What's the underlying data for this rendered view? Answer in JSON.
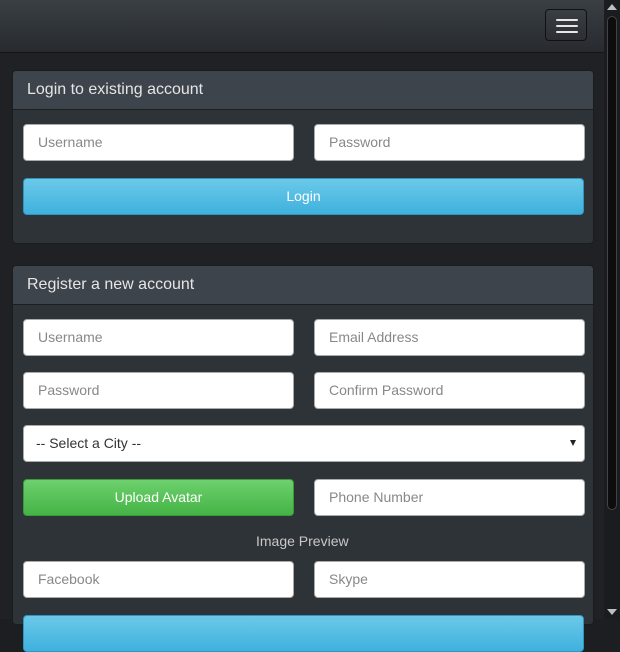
{
  "navbar": {
    "toggle_icon": "hamburger-icon"
  },
  "login": {
    "title": "Login to existing account",
    "username_placeholder": "Username",
    "password_placeholder": "Password",
    "login_label": "Login"
  },
  "register": {
    "title": "Register a new account",
    "username_placeholder": "Username",
    "email_placeholder": "Email Address",
    "password_placeholder": "Password",
    "confirm_placeholder": "Confirm Password",
    "city_selected": "-- Select a City --",
    "upload_label": "Upload Avatar",
    "phone_placeholder": "Phone Number",
    "preview_label": "Image Preview",
    "facebook_placeholder": "Facebook",
    "skype_placeholder": "Skype"
  },
  "colors": {
    "accent_info": "#5bc0de",
    "accent_success": "#62c462",
    "panel_bg": "#2e3338",
    "panel_head_bg": "#3e444c"
  }
}
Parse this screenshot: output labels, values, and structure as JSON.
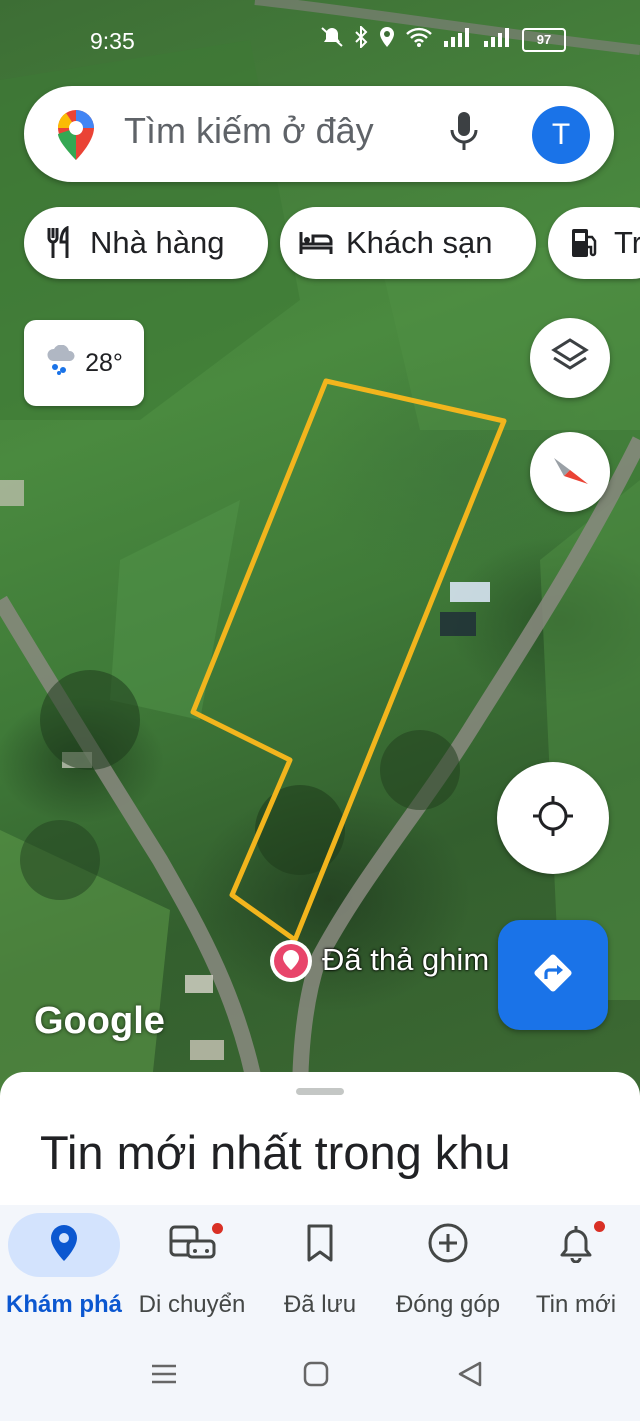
{
  "status_bar": {
    "time": "9:35",
    "battery": "97"
  },
  "search": {
    "placeholder": "Tìm kiếm ở đây",
    "avatar_letter": "T"
  },
  "chips": [
    {
      "label": "Nhà hàng",
      "icon": "restaurant-icon"
    },
    {
      "label": "Khách sạn",
      "icon": "hotel-icon"
    },
    {
      "label": "Tr",
      "icon": "gas-station-icon"
    }
  ],
  "weather": {
    "temperature": "28°",
    "icon": "rain-cloud-icon"
  },
  "map": {
    "pin_label": "Đã thả ghim",
    "watermark": "Google",
    "boundary_color": "#f2b51d"
  },
  "sheet": {
    "title": "Tin mới nhất trong khu vực"
  },
  "nav": {
    "items": [
      {
        "label": "Khám phá",
        "icon": "explore-pin-icon",
        "active": true
      },
      {
        "label": "Di chuyển",
        "icon": "commute-icon",
        "badge": true
      },
      {
        "label": "Đã lưu",
        "icon": "bookmark-icon"
      },
      {
        "label": "Đóng góp",
        "icon": "add-circle-icon"
      },
      {
        "label": "Tin mới",
        "icon": "bell-icon",
        "badge": true
      }
    ]
  },
  "colors": {
    "accent": "#1a73e8",
    "active_nav_bg": "#d3e3fd",
    "badge": "#d93025"
  }
}
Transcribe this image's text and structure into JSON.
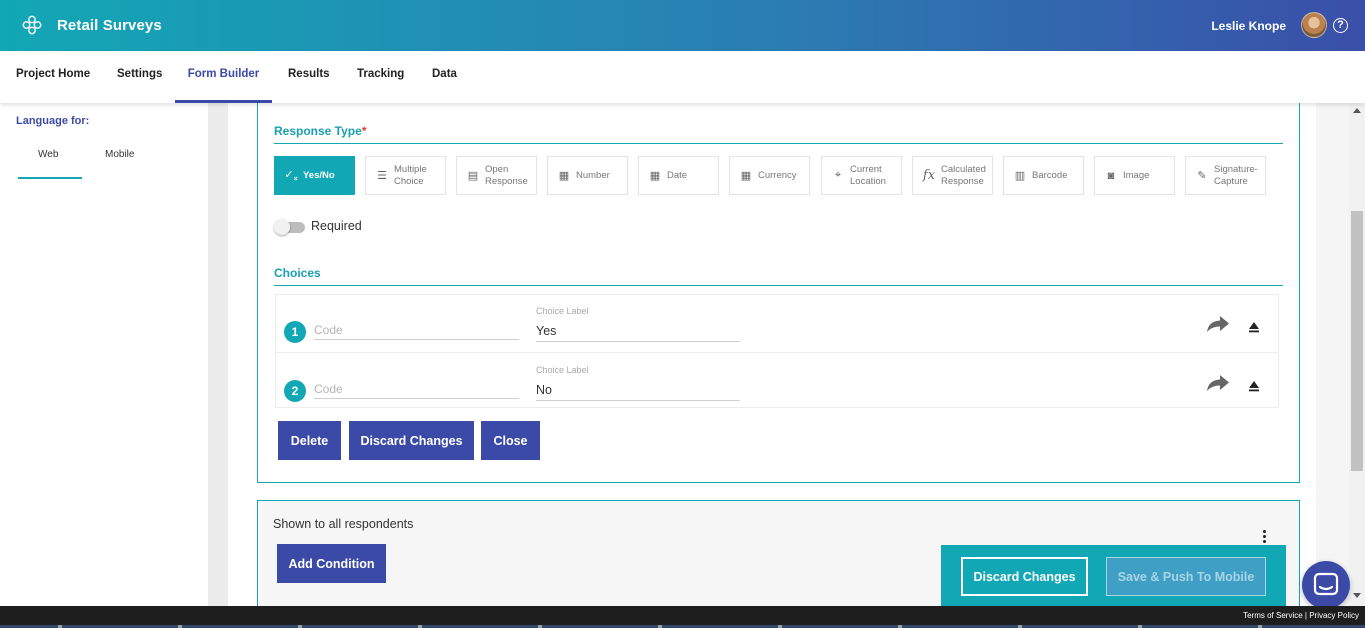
{
  "header": {
    "app_title": "Retail Surveys",
    "user_name": "Leslie Knope",
    "help_glyph": "?",
    "colors": {
      "teal": "#12a7b5",
      "indigo": "#3b4aa6"
    }
  },
  "nav": {
    "tabs": [
      {
        "label": "Project Home",
        "active": false
      },
      {
        "label": "Settings",
        "active": false
      },
      {
        "label": "Form Builder",
        "active": true
      },
      {
        "label": "Results",
        "active": false
      },
      {
        "label": "Tracking",
        "active": false
      },
      {
        "label": "Data",
        "active": false
      }
    ]
  },
  "sidebar": {
    "language_label": "Language for:",
    "tabs": [
      {
        "label": "Web",
        "active": true
      },
      {
        "label": "Mobile",
        "active": false
      }
    ]
  },
  "editor": {
    "response_type_title": "Response Type",
    "required_mark": "*",
    "response_types": [
      {
        "label": "Yes/No",
        "icon": "check-x-icon",
        "active": true
      },
      {
        "label": "Multiple Choice",
        "icon": "list-icon",
        "active": false
      },
      {
        "label": "Open Response",
        "icon": "text-box-icon",
        "active": false
      },
      {
        "label": "Number",
        "icon": "number-grid-icon",
        "active": false
      },
      {
        "label": "Date",
        "icon": "calendar-icon",
        "active": false
      },
      {
        "label": "Currency",
        "icon": "currency-grid-icon",
        "active": false
      },
      {
        "label": "Current Location",
        "icon": "location-pin-icon",
        "active": false
      },
      {
        "label": "Calculated Response",
        "icon": "function-icon",
        "active": false
      },
      {
        "label": "Barcode",
        "icon": "barcode-icon",
        "active": false
      },
      {
        "label": "Image",
        "icon": "camera-icon",
        "active": false
      },
      {
        "label": "Signature-Capture",
        "icon": "pen-icon",
        "active": false
      }
    ],
    "required_label": "Required",
    "required_on": false,
    "choices_title": "Choices",
    "choices": [
      {
        "number": "1",
        "code_placeholder": "Code",
        "code_value": "",
        "label_caption": "Choice Label",
        "label_value": "Yes"
      },
      {
        "number": "2",
        "code_placeholder": "Code",
        "code_value": "",
        "label_caption": "Choice Label",
        "label_value": "No"
      }
    ],
    "buttons": {
      "delete": "Delete",
      "discard": "Discard Changes",
      "close": "Close"
    }
  },
  "condition": {
    "text": "Shown to all respondents",
    "add_button": "Add Condition"
  },
  "action_bar": {
    "discard": "Discard Changes",
    "save": "Save & Push To Mobile"
  },
  "footer": {
    "terms": "Terms of Service",
    "separator": " | ",
    "privacy": "Privacy Policy"
  }
}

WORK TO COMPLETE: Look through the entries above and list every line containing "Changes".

OUTPUT:
      "discard": "Discard Changes",
    "discard": "Discard Changes",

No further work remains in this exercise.